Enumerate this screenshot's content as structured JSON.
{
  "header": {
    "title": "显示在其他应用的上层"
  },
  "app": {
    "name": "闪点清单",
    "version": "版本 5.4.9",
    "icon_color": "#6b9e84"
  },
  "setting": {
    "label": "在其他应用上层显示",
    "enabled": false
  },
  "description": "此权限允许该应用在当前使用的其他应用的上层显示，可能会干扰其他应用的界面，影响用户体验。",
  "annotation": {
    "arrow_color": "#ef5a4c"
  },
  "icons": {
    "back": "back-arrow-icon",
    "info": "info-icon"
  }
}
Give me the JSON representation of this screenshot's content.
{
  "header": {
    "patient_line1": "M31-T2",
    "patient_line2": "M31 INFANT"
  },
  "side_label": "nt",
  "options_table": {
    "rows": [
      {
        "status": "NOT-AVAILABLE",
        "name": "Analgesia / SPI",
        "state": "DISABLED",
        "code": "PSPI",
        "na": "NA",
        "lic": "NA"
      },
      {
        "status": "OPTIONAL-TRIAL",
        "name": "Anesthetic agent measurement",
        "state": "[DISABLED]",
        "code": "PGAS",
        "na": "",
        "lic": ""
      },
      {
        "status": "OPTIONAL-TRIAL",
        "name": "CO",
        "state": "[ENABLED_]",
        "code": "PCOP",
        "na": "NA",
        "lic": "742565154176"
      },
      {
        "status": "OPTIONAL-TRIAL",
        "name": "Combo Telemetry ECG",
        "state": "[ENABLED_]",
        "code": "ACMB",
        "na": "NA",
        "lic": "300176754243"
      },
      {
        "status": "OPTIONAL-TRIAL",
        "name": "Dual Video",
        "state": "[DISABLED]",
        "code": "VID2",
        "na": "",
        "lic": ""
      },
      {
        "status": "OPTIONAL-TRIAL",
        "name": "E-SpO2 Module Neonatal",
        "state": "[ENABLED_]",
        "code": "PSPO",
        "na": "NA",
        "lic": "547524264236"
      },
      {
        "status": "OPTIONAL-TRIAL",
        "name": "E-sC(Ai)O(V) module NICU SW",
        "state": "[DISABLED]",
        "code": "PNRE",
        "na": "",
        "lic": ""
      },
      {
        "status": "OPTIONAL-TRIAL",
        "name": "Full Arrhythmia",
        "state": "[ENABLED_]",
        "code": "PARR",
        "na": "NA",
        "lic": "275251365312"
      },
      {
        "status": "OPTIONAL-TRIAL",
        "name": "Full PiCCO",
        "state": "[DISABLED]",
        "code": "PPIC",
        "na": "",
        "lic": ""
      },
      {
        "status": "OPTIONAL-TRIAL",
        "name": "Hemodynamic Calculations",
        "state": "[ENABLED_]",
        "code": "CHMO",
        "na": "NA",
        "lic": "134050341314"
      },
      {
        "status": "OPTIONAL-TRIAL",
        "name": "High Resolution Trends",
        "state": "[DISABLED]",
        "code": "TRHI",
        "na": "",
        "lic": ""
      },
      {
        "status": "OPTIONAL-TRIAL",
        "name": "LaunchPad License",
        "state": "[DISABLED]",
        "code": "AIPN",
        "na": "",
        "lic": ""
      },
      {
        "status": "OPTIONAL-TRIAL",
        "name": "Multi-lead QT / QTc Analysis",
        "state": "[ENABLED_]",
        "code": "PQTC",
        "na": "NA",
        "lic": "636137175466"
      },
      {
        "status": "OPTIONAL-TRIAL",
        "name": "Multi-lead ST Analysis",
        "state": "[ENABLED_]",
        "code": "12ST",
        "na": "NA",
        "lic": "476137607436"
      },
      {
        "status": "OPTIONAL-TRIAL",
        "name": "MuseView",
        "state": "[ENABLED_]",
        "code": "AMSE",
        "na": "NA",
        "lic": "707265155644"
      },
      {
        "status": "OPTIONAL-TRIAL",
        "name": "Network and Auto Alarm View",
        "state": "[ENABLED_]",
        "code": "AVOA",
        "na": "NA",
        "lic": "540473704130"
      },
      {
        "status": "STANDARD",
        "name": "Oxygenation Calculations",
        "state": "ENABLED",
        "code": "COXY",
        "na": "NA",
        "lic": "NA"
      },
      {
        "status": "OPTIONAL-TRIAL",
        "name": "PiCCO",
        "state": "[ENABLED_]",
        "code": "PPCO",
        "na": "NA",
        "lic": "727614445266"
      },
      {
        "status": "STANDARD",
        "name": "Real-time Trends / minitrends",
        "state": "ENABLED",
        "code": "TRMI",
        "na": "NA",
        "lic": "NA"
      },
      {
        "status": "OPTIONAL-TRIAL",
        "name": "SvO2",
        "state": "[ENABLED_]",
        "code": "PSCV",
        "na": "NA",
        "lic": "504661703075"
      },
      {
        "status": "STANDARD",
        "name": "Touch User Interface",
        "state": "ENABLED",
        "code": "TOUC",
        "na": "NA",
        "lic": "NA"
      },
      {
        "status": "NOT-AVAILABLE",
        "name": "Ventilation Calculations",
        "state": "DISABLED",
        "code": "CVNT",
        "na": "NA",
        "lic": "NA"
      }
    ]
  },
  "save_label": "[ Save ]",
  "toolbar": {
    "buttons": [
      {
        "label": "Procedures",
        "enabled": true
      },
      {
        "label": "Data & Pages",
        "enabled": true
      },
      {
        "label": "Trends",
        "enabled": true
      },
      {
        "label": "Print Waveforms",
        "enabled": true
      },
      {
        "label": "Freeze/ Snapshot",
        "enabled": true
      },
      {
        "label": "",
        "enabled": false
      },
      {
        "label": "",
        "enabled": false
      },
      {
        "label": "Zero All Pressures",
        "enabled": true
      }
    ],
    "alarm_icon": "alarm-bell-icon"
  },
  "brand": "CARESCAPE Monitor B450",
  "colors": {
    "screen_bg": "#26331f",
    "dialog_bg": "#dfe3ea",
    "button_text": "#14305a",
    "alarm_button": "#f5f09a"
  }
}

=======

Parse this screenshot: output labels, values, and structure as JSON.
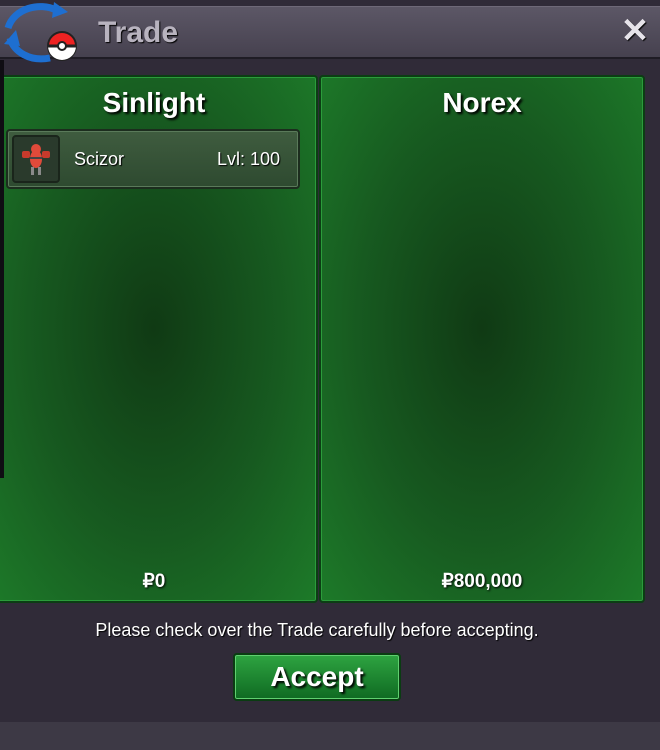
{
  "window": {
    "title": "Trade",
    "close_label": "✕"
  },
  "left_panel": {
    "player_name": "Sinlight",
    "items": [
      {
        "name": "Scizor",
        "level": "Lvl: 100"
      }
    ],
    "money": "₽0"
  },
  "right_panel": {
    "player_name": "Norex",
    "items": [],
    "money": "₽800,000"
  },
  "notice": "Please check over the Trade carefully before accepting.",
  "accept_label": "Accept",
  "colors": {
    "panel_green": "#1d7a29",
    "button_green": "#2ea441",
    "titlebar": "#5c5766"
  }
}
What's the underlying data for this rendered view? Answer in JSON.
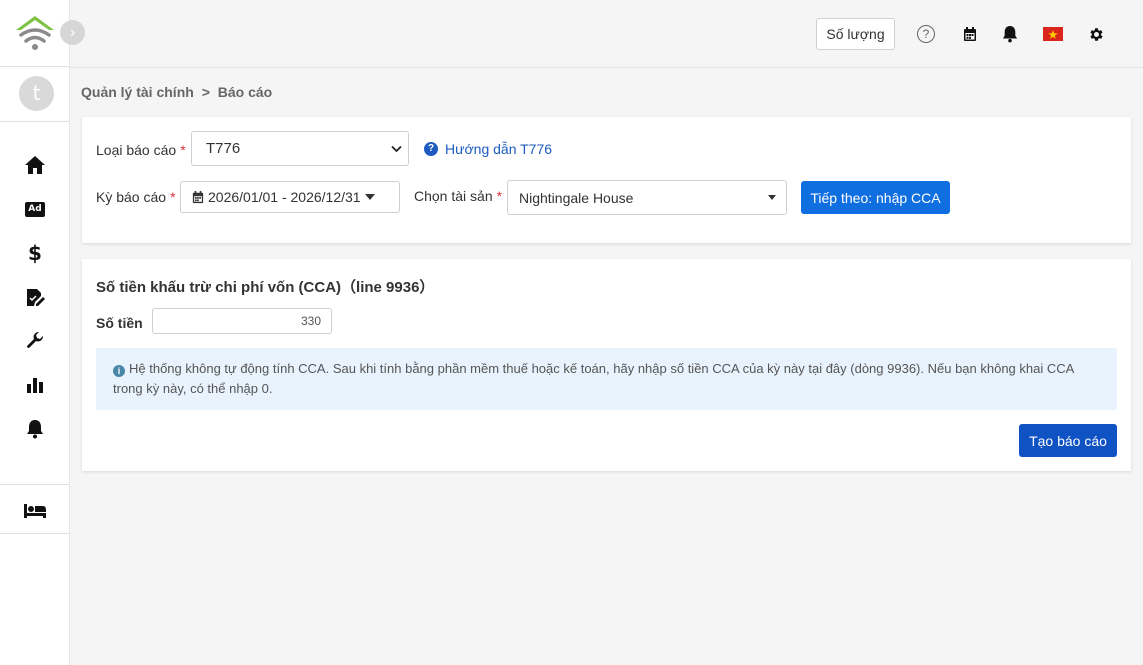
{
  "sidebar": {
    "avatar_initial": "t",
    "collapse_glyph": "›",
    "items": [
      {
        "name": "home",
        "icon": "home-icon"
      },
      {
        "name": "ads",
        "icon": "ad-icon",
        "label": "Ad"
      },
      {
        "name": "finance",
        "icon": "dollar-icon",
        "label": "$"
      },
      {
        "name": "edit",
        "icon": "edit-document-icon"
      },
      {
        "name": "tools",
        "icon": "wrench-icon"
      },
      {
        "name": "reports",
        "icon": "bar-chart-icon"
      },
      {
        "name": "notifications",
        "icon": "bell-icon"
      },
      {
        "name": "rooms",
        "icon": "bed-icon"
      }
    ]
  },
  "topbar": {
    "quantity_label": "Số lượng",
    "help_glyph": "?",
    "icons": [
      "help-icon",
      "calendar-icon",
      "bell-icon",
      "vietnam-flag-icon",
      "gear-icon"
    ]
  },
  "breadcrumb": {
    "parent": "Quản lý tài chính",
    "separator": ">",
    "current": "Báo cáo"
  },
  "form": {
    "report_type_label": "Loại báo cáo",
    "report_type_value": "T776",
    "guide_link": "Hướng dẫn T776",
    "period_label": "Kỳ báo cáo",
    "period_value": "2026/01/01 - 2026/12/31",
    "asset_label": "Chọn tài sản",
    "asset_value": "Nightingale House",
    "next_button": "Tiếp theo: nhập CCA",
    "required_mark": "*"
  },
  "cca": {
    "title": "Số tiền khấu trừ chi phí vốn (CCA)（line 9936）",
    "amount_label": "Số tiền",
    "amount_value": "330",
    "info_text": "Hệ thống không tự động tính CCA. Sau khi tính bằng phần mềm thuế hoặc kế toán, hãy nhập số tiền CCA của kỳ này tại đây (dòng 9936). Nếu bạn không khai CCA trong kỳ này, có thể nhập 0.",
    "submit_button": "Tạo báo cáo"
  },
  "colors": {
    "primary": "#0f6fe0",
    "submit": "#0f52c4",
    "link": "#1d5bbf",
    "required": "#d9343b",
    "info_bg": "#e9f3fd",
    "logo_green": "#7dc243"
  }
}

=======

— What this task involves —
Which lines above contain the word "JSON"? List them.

— Problem solution —
Enumerate this screenshot's content as structured JSON.
Give me the JSON representation of this screenshot's content.
Parse this screenshot: output labels, values, and structure as JSON.
What's the underlying data for this rendered view? Answer in JSON.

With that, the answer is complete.